The records section start

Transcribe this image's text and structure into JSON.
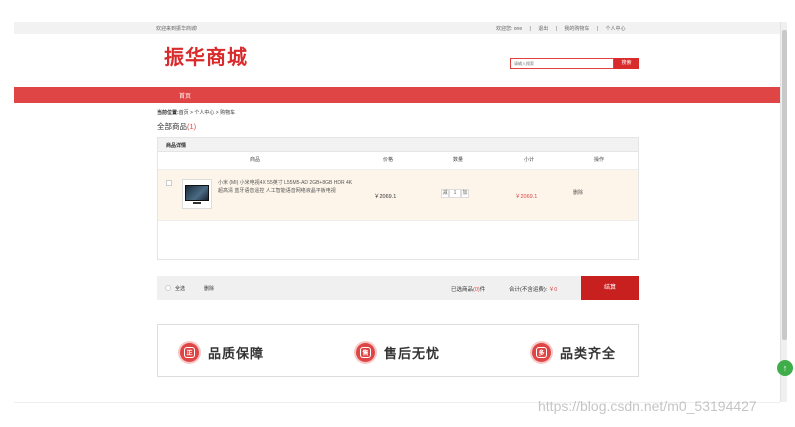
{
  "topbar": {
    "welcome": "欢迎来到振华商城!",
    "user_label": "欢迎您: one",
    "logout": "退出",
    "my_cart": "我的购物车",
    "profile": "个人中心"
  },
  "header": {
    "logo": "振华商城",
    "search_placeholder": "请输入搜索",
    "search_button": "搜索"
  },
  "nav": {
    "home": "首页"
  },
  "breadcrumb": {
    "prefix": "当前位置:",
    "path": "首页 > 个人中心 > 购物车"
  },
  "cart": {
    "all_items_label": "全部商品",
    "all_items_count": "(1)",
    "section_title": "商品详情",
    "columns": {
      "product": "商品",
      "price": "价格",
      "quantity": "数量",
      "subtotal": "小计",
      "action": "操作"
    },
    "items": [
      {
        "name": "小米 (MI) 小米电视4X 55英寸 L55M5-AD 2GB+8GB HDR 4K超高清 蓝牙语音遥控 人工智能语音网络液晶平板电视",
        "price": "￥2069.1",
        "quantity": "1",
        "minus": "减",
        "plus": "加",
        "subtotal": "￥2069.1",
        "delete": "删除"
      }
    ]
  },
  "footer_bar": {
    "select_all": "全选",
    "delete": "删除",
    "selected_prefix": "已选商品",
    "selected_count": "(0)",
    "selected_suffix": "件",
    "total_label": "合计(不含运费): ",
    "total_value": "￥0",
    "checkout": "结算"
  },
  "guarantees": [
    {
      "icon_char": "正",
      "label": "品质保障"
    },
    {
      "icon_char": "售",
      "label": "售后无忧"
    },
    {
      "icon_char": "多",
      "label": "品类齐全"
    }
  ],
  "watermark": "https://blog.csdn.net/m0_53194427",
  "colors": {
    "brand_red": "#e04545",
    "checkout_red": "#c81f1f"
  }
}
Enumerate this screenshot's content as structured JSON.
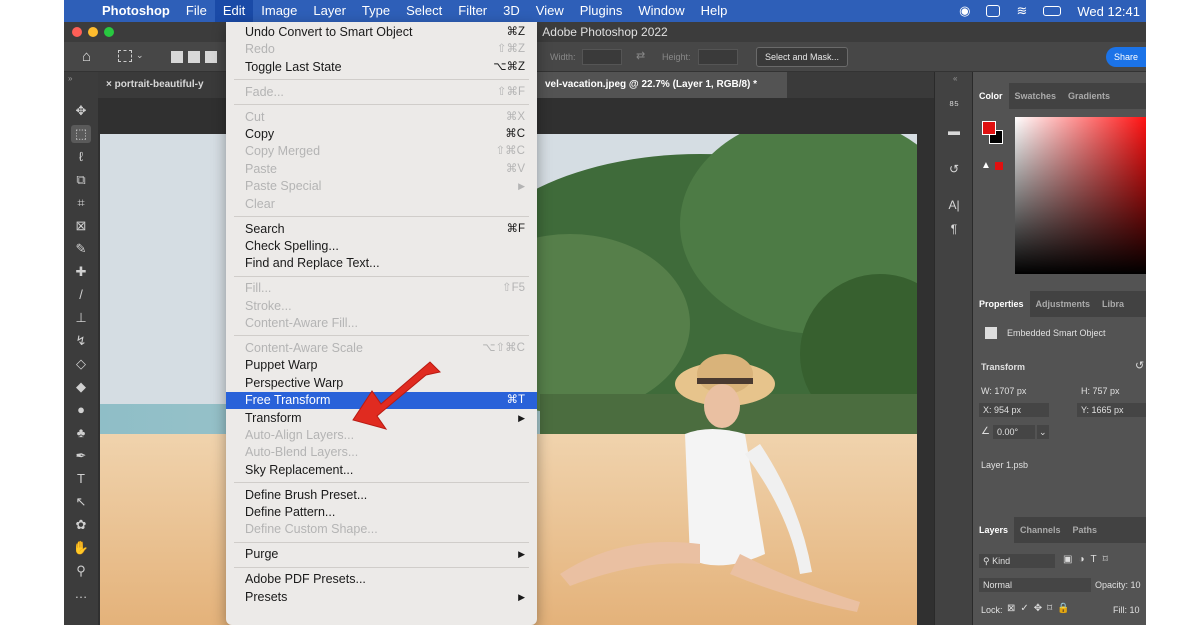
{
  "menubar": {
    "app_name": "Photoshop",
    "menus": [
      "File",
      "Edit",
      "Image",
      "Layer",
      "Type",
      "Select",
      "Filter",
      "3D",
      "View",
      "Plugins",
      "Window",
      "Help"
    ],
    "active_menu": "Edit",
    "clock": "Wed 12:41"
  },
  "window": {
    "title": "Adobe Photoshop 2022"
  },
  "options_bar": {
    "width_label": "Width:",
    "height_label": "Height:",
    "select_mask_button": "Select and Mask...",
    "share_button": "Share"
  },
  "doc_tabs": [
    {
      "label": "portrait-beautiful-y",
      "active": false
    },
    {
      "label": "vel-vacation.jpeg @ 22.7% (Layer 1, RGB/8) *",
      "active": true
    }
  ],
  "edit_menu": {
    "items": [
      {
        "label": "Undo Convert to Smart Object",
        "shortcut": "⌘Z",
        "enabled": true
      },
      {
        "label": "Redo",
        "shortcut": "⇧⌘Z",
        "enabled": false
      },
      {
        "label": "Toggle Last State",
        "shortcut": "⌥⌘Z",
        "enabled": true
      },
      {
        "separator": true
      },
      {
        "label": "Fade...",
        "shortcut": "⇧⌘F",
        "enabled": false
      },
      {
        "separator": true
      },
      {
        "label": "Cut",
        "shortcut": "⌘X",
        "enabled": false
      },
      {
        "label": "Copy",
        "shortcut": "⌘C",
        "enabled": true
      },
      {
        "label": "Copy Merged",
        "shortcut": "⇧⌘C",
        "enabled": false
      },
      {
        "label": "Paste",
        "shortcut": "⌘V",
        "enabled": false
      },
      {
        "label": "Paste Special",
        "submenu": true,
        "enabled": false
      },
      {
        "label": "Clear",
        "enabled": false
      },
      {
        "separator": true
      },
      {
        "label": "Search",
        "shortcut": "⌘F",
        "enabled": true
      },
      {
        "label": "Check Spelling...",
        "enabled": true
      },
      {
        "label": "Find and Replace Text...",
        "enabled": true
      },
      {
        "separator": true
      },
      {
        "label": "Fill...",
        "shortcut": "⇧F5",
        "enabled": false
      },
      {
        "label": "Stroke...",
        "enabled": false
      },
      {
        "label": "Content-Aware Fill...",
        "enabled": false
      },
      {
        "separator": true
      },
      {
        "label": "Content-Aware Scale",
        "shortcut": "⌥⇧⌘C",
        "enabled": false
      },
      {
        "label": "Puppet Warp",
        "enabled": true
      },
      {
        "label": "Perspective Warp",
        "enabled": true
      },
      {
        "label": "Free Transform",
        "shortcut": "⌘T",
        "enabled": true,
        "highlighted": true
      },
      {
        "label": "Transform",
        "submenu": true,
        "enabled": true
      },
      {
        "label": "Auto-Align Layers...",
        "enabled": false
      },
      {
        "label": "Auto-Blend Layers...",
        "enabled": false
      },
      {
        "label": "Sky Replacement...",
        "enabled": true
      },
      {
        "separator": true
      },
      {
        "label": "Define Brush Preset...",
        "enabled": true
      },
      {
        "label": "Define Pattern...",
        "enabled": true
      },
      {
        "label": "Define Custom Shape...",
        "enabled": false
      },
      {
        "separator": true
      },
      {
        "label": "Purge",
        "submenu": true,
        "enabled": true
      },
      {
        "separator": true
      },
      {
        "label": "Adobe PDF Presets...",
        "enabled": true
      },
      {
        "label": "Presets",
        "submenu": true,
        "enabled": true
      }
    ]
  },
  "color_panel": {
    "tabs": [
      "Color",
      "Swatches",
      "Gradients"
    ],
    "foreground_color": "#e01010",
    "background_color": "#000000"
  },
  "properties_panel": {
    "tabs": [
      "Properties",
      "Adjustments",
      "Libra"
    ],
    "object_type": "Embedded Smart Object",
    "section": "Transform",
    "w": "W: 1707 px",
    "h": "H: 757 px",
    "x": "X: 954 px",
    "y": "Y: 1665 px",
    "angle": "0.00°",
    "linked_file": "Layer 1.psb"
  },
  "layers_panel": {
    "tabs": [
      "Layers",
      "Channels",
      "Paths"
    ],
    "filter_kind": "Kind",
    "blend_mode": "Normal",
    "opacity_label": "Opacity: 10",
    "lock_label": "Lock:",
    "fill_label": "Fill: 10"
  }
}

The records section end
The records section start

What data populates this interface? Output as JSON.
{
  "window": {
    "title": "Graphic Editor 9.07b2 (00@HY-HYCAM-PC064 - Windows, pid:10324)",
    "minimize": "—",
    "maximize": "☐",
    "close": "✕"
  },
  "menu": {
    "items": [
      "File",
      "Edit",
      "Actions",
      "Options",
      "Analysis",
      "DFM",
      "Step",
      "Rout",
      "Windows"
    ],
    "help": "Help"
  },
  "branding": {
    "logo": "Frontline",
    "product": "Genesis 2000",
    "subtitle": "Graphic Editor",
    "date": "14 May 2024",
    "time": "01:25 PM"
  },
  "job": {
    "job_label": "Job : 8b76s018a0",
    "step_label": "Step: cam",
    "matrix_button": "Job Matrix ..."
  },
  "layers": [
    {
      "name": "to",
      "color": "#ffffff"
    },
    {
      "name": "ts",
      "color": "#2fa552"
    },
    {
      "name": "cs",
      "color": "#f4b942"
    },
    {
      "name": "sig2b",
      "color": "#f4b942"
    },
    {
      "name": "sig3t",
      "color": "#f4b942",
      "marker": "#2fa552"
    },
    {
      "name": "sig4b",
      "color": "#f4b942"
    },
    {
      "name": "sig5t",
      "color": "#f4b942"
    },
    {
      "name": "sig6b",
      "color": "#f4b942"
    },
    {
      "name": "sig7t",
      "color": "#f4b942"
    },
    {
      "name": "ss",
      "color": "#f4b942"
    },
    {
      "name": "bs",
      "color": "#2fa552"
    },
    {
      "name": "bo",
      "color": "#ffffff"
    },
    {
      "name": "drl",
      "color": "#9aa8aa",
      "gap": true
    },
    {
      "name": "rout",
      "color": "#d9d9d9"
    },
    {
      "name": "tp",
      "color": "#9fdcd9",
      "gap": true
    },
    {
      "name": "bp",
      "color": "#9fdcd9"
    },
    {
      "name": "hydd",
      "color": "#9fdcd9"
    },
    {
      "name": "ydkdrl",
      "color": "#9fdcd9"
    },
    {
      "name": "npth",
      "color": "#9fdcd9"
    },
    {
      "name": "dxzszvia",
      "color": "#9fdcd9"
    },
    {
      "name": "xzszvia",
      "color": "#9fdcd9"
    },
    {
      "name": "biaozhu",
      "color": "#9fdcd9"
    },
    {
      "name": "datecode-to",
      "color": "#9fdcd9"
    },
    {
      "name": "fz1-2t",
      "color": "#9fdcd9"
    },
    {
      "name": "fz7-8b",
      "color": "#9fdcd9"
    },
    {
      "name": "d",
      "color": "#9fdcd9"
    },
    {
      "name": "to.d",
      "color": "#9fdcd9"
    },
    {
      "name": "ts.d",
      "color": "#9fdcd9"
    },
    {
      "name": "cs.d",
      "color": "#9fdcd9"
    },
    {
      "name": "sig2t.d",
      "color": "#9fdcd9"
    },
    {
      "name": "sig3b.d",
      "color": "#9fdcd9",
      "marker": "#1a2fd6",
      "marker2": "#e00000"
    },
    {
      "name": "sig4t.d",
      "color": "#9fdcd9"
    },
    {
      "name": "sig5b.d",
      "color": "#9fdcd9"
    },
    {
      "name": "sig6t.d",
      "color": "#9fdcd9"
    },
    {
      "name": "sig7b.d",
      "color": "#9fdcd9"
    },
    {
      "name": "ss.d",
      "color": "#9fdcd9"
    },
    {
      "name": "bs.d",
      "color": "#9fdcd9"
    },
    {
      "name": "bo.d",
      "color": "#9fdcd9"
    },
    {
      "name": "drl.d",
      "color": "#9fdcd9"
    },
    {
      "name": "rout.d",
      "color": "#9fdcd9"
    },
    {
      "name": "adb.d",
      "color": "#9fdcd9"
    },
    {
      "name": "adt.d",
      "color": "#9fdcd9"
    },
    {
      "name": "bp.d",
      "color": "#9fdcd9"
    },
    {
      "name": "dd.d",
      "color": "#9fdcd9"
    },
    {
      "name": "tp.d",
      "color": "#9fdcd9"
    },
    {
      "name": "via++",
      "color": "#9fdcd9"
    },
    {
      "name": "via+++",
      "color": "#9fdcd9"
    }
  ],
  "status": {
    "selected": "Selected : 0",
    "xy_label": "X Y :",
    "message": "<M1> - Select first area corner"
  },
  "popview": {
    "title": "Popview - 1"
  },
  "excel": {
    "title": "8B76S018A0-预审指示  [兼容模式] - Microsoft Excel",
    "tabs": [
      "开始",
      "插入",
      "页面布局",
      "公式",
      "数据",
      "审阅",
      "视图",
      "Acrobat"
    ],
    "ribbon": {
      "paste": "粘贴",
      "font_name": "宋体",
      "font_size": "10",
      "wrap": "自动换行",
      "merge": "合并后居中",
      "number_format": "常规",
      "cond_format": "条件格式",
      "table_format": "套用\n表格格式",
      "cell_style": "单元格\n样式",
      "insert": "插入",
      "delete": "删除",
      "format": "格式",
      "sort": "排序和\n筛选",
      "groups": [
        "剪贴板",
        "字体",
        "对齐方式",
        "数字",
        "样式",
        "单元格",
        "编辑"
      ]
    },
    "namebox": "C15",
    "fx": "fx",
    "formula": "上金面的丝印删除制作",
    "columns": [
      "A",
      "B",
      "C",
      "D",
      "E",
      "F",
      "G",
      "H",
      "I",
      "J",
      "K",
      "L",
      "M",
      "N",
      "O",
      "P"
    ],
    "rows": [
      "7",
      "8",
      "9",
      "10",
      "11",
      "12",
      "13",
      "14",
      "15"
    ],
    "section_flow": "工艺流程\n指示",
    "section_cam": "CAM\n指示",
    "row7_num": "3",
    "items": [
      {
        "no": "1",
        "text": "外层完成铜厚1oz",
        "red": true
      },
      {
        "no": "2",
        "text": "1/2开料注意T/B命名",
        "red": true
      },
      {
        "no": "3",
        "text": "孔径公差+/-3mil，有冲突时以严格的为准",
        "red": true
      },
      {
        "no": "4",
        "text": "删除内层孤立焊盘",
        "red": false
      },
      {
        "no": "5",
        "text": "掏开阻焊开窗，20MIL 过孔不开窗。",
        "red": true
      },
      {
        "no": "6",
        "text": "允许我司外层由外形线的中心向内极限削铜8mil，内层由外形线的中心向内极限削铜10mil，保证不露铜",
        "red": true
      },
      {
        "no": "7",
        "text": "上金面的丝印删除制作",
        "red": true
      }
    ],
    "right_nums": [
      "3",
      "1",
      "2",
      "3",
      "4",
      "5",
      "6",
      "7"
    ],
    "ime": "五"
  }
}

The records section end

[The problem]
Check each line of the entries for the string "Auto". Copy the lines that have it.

[Exercise answer]
        "label": "Auto-Align Layers...",
        "label": "Auto-Blend Layers...",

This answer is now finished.